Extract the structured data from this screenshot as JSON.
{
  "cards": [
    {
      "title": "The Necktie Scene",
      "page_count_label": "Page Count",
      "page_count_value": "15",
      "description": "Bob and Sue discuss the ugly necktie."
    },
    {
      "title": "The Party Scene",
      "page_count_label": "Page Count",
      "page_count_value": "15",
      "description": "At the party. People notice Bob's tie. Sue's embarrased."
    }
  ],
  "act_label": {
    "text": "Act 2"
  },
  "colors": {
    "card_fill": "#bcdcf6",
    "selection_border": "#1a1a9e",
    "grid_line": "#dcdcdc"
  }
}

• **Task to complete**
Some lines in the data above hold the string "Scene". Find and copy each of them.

• **Task output**
      "title": "The Necktie Scene",
      "title": "The Party Scene",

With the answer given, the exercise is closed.